Content starts

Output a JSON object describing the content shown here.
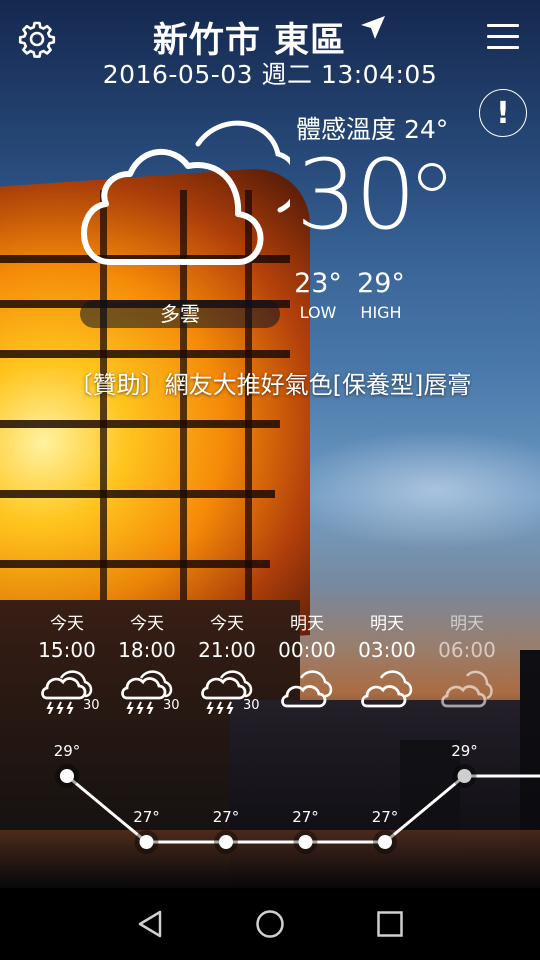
{
  "header": {
    "location": "新竹市 東區",
    "datetime": "2016-05-03 週二 13:04:05",
    "settings_icon": "gear-icon",
    "menu_icon": "hamburger-menu-icon",
    "location_icon": "location-arrow-icon",
    "alert_label": "!"
  },
  "current": {
    "feels_like": "體感溫度 24°",
    "temperature": "30",
    "condition": "多雲",
    "low_value": "23°",
    "low_label": "LOW",
    "high_value": "29°",
    "high_label": "HIGH",
    "condition_icon": "cloud-outline-icon"
  },
  "ad_text": "〔贊助〕網友大推好氣色[保養型]唇膏",
  "hourly": [
    {
      "day": "今天",
      "time": "15:00",
      "icon": "thunderstorm-icon",
      "pop": "30"
    },
    {
      "day": "今天",
      "time": "18:00",
      "icon": "thunderstorm-icon",
      "pop": "30"
    },
    {
      "day": "今天",
      "time": "21:00",
      "icon": "thunderstorm-icon",
      "pop": "30"
    },
    {
      "day": "明天",
      "time": "00:00",
      "icon": "cloudy-icon",
      "pop": ""
    },
    {
      "day": "明天",
      "time": "03:00",
      "icon": "cloudy-icon",
      "pop": ""
    },
    {
      "day": "明天",
      "time": "06:00",
      "icon": "partly-cloudy-icon",
      "pop": ""
    }
  ],
  "chart_data": {
    "type": "line",
    "x": [
      "15:00",
      "18:00",
      "21:00",
      "00:00",
      "03:00",
      "06:00"
    ],
    "series": [
      {
        "values": [
          29,
          27,
          27,
          27,
          27,
          29
        ]
      }
    ],
    "labels": [
      "29°",
      "27°",
      "27°",
      "27°",
      "27°",
      "29°"
    ]
  },
  "navbar": {
    "back_icon": "back-triangle-icon",
    "home_icon": "home-circle-icon",
    "recents_icon": "recents-square-icon"
  },
  "colors": {
    "text": "#ffffff",
    "navbar": "#000000",
    "building_glow": "#f5a21a",
    "sky": "#3d6aa0"
  }
}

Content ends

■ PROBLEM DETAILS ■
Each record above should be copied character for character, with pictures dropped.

■ RESULT OF THE TASK ■
Output a JSON object describing the content shown here.
{
  "header": {
    "location": "新竹市 東區",
    "datetime": "2016-05-03 週二 13:04:05",
    "settings_icon": "gear-icon",
    "menu_icon": "hamburger-menu-icon",
    "location_icon": "location-arrow-icon",
    "alert_label": "!"
  },
  "current": {
    "feels_like": "體感溫度 24°",
    "temperature": "30",
    "condition": "多雲",
    "low_value": "23°",
    "low_label": "LOW",
    "high_value": "29°",
    "high_label": "HIGH",
    "condition_icon": "cloud-outline-icon"
  },
  "ad_text": "〔贊助〕網友大推好氣色[保養型]唇膏",
  "hourly": [
    {
      "day": "今天",
      "time": "15:00",
      "icon": "thunderstorm-icon",
      "pop": "30"
    },
    {
      "day": "今天",
      "time": "18:00",
      "icon": "thunderstorm-icon",
      "pop": "30"
    },
    {
      "day": "今天",
      "time": "21:00",
      "icon": "thunderstorm-icon",
      "pop": "30"
    },
    {
      "day": "明天",
      "time": "00:00",
      "icon": "cloudy-icon",
      "pop": ""
    },
    {
      "day": "明天",
      "time": "03:00",
      "icon": "cloudy-icon",
      "pop": ""
    },
    {
      "day": "明天",
      "time": "06:00",
      "icon": "partly-cloudy-icon",
      "pop": ""
    }
  ],
  "chart_data": {
    "type": "line",
    "x": [
      "15:00",
      "18:00",
      "21:00",
      "00:00",
      "03:00",
      "06:00"
    ],
    "series": [
      {
        "values": [
          29,
          27,
          27,
          27,
          27,
          29
        ]
      }
    ],
    "labels": [
      "29°",
      "27°",
      "27°",
      "27°",
      "27°",
      "29°"
    ]
  },
  "navbar": {
    "back_icon": "back-triangle-icon",
    "home_icon": "home-circle-icon",
    "recents_icon": "recents-square-icon"
  },
  "colors": {
    "text": "#ffffff",
    "navbar": "#000000",
    "building_glow": "#f5a21a",
    "sky": "#3d6aa0"
  }
}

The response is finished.